Though the majority of vendors are selling produce, bread, desserts and other food items, BirchBarn Designs—with its related boards and trays—has become a natural complement at the markets.
“People recognize that these are simple, functional, high-end gifts for any occasion,” he continues. “And if they want to add their own design to it, then it becomes a very personal, unique gift.”
While many shoppers buy boards on the spot, others like to chat about the personalization possibilities—which Swanson embraces. He regards his role as “providing a canvas for people to put their mark on,” and relishes the opportunity to bring each client’s vision to fruition.
Participating in farmers’ markets has generated word-of-mouth referrals, resulting in orders from throughout the region as well as nationwide.
“It’s not just about selling the boards; it’s about meeting people and collaborating on a particular design,” he adds. “And it’s about forming relationships that lead to more relationships that help the business grow.”
Farmers’ markets and craft fairs aren’t the only places BirchBarn Designs’ handcrafted creations can be found. Swanson’s website provides a one-stop shopping experience with the capability to place orders online and input customized text for engraved gifts.
The BirchBarn Designs line of products extends well beyond the kitchen and dining room. Also available are tablet stands for iPads and similar electronic devices and signs for the “New Baby on the Block,” engraved with essential birth stats (date, time and weight, etc.) of a newborn baby. Swanson also offers countertop, tabletop and butcherblock designs for retail, office and residential environments.
Even with a catalogue of nearly 30 items, Swanson is eager to develop new product designs. In the shed where he stores his lumber, he points to a large piece of light-colored wood accented by darker Zebra-like stripes.
“I just got this Zebrawood and I can’t wait to experiment with it.”
No sign of the sawdust settling anytime soon.
For more information about BirchBarn Designs and to view items for sale, visit www.birchbarndesigns.com.
Solid Solutions for Wooden Products
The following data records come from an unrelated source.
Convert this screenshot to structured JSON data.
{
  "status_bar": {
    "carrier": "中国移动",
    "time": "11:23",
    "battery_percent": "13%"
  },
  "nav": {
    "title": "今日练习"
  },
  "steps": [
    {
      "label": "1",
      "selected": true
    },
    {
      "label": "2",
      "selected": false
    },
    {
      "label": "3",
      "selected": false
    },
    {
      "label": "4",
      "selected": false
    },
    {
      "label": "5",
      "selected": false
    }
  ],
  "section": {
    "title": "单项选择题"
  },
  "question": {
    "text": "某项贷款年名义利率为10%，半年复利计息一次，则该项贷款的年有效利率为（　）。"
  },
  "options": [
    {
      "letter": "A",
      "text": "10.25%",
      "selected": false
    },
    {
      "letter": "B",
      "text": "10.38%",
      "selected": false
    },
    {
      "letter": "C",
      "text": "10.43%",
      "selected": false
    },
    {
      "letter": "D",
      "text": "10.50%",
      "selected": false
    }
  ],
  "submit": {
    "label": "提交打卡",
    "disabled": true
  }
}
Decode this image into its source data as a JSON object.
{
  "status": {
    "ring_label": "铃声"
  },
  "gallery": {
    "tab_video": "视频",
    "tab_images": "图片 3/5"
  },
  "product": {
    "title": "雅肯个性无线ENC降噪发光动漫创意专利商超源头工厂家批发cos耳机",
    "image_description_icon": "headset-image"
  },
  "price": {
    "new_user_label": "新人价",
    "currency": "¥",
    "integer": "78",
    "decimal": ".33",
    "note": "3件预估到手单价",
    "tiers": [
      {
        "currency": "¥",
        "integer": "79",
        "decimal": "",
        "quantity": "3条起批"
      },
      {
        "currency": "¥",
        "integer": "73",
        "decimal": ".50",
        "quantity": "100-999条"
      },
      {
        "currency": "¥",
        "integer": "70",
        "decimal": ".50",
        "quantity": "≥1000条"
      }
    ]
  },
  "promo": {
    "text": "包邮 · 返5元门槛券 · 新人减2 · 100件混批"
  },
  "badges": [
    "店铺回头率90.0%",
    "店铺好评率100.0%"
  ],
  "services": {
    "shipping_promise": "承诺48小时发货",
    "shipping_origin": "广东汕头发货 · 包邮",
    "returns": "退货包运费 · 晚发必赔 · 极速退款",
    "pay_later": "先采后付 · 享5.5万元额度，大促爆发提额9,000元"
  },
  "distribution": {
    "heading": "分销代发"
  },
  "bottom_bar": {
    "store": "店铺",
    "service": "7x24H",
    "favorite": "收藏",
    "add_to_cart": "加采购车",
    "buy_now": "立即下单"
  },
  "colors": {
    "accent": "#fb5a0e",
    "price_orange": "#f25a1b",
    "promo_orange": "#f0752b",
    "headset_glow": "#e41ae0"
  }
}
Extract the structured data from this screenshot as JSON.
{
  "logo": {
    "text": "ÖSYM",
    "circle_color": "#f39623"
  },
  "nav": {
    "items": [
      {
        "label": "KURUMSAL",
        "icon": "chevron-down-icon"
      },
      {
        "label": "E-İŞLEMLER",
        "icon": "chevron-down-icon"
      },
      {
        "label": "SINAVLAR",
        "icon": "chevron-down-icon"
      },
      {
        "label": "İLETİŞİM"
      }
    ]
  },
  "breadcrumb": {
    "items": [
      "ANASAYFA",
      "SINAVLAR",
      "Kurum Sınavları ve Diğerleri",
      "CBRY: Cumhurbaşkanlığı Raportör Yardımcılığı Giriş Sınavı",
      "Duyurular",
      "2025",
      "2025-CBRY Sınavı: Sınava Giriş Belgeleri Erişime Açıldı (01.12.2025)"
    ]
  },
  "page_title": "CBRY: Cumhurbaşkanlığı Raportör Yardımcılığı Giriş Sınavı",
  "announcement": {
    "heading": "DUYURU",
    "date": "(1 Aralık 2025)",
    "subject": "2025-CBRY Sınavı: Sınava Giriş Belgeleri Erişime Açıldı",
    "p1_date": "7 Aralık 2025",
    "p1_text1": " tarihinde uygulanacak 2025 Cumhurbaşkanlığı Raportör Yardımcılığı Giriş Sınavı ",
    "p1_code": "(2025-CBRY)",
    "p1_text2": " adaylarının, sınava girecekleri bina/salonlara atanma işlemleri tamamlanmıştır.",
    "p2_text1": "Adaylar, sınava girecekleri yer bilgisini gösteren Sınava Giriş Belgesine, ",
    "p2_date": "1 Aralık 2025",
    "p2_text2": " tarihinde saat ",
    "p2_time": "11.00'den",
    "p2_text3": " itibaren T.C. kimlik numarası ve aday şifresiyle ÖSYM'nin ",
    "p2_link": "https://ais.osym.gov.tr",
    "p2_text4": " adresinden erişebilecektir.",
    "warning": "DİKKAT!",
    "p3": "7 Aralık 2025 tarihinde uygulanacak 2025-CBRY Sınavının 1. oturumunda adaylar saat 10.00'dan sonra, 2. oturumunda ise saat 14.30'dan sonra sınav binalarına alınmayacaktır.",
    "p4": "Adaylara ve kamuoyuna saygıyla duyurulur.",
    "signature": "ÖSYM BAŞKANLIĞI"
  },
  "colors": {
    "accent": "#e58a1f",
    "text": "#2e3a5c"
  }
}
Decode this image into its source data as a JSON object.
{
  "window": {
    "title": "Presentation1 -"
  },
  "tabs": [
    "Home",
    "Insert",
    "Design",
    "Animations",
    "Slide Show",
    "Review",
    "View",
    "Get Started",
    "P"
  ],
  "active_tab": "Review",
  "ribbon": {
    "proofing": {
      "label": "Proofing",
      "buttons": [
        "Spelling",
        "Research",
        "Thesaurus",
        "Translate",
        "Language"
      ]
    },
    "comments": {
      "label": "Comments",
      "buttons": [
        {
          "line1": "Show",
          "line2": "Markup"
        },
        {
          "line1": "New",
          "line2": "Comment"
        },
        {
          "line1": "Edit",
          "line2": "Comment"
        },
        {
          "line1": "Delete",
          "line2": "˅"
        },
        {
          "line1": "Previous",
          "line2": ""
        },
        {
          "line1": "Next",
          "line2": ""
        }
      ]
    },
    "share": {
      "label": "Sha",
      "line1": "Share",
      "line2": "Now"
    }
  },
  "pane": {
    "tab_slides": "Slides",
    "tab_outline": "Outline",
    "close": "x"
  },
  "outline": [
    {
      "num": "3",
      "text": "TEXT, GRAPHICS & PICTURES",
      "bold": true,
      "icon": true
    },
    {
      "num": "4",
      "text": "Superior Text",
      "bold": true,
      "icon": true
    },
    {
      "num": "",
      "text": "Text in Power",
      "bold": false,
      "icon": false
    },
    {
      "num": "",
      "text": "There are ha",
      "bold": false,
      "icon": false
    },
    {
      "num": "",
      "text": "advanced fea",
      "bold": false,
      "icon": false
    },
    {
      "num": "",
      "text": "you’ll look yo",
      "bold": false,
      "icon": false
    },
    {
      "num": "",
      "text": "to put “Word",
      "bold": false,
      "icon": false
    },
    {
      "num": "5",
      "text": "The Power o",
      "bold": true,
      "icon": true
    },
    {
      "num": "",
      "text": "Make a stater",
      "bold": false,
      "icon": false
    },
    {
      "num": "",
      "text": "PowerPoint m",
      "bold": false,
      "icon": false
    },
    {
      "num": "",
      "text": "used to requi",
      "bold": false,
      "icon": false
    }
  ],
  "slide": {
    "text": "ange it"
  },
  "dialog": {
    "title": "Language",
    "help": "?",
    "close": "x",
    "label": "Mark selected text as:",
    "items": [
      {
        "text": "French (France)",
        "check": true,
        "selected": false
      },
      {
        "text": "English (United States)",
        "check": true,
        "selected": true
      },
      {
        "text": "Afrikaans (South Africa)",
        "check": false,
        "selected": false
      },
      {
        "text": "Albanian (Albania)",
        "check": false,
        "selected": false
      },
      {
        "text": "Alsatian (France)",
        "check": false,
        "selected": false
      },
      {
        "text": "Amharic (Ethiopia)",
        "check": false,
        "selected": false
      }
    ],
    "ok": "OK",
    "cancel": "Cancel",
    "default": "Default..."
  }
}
Once BirchBarn Designs products are out of Swanson’s hands, he advises his clients to follow specific care instructions to ensure the longevity of their purchases. In addition, a BirchBarn Designs “Survival Kit” is available, with BBD Love Mineral Oil and BBD Love Board Cream.
- Never place wooden boards in the dishwasher.
- Do not submerge your board in water.
- Hand wash with soap and water, and allow board to air dry.
- Periodically sanitize your wooden cutting board with a solution of one part vinegar to five parts water.
- Remove any odors by rubbing the board with table or kosher salt and scrubbing with half a lemon. Let sit for a few minutes and then wipe clean with a damp cloth. Air dry.
Periodically wipe your board with food-grade mineral oil to kee